▸ **What you should do**: What lines below include the word "this"? Copy each one.
—————
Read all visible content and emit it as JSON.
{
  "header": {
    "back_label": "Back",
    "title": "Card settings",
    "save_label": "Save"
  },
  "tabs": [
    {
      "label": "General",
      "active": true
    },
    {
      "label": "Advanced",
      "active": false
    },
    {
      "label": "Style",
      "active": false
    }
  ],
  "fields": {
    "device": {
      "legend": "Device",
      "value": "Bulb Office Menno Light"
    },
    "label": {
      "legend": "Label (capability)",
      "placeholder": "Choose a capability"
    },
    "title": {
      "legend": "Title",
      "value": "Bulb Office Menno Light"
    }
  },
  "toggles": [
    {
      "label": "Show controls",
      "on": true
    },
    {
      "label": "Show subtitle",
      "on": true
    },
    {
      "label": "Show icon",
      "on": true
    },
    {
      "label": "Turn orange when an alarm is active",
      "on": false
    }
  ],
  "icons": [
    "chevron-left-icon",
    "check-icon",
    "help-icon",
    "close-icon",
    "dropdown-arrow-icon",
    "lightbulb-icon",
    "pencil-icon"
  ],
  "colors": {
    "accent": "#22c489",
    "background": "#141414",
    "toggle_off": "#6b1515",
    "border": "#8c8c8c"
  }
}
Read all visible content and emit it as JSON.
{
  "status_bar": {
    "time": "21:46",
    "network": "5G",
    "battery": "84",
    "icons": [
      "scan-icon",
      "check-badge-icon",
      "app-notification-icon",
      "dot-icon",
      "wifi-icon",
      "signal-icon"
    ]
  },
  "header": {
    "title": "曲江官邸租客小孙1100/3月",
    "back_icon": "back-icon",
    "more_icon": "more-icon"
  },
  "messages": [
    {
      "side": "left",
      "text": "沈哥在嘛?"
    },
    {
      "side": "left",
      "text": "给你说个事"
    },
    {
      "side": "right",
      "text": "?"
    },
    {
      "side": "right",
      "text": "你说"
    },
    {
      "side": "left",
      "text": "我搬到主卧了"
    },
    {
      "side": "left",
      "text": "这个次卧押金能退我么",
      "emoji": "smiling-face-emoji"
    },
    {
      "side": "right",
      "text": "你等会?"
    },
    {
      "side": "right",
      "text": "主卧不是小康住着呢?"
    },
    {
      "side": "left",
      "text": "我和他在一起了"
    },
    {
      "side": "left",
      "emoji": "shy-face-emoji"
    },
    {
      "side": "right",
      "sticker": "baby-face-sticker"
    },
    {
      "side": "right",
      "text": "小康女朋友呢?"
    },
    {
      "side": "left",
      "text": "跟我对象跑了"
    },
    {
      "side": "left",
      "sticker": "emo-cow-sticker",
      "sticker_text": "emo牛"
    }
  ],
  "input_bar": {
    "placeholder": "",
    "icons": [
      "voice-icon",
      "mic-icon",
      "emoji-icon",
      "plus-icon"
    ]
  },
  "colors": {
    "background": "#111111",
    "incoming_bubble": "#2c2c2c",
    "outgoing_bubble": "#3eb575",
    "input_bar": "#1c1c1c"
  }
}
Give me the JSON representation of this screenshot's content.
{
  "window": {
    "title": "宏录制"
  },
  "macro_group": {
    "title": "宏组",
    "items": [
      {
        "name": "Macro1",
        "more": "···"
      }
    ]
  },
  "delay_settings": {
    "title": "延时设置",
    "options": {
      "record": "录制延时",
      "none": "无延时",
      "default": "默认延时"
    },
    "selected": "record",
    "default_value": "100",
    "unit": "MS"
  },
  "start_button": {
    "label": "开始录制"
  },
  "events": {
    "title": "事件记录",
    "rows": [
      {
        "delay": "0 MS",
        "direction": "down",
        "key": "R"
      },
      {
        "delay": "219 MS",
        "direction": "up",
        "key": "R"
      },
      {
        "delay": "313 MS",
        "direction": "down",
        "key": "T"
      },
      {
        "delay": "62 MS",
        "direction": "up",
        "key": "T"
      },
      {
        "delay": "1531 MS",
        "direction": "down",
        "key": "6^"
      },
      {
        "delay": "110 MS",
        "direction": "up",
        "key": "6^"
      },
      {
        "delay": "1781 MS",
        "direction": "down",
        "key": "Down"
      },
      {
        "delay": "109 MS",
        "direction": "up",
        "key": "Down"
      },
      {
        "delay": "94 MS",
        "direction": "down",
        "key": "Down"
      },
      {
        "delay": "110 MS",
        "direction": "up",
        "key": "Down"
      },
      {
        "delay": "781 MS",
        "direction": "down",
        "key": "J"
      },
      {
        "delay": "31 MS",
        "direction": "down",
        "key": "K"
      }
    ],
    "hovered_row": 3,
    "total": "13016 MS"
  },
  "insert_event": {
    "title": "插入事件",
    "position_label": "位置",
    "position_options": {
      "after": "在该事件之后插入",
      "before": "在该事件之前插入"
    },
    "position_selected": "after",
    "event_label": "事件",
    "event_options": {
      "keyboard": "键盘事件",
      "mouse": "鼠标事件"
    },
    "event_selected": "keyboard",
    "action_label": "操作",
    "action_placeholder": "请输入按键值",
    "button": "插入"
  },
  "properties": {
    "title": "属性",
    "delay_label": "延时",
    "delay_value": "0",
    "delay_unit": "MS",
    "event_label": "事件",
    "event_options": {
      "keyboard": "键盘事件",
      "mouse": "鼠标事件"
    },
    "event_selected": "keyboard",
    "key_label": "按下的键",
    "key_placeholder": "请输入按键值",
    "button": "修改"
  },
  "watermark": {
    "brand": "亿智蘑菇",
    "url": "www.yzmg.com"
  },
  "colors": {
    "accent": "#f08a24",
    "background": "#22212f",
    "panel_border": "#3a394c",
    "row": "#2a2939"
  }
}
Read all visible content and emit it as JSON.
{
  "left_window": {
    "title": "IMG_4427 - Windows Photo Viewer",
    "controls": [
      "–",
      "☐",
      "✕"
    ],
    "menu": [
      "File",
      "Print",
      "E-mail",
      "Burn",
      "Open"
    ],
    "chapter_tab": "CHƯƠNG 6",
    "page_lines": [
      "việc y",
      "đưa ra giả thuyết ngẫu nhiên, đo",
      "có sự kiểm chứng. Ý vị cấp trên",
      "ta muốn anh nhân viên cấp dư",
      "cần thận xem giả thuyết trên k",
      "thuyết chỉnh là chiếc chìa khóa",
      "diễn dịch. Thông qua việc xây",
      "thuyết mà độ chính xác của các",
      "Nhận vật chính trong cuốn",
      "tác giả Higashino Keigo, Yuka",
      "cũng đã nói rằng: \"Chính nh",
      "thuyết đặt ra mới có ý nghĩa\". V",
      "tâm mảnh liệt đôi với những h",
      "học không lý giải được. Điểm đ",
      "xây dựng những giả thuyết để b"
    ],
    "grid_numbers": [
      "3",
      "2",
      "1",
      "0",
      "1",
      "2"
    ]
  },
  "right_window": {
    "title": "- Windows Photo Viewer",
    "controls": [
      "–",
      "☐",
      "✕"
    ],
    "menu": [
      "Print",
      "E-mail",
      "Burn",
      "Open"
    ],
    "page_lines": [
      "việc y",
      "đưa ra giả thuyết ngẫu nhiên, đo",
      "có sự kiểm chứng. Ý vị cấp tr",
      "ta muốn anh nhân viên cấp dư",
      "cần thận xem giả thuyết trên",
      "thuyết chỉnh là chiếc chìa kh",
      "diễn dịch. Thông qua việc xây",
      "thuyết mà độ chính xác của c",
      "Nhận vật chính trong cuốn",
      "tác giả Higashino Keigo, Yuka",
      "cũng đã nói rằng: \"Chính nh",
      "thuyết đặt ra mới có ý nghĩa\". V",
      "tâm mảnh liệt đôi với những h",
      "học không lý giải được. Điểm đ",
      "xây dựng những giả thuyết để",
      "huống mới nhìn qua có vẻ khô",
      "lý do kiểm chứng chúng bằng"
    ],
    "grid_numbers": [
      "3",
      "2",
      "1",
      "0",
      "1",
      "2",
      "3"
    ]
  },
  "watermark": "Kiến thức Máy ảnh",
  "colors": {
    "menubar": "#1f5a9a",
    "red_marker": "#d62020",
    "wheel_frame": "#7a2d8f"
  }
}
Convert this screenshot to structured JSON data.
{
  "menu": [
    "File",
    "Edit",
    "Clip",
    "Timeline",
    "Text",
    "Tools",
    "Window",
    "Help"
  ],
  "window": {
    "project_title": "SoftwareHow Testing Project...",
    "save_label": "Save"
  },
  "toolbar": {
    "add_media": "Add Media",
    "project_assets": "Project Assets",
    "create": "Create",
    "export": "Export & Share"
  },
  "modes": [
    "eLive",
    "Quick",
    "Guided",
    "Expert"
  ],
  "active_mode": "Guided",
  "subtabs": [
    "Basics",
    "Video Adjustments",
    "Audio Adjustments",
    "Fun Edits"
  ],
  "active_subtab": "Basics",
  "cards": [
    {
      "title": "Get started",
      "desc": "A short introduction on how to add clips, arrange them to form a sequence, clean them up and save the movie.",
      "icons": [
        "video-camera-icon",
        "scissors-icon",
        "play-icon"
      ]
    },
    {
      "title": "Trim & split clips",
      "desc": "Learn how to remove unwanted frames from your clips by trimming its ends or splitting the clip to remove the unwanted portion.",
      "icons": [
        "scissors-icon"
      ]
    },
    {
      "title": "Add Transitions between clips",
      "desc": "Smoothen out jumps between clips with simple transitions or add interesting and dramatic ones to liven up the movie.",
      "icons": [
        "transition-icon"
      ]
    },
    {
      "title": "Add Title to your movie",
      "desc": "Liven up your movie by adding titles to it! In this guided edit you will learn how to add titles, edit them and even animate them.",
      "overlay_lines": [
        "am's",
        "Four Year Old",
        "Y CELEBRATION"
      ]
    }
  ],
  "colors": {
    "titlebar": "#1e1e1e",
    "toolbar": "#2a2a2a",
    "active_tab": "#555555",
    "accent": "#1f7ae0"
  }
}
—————
▸ **Answer for the task**:
Give me the JSON representation of this screenshot's content.
Convert this screenshot to structured JSON data.
      "desc": "Liven up your movie by adding titles to it! In this guided edit you will learn how to add titles, edit them and even animate them.",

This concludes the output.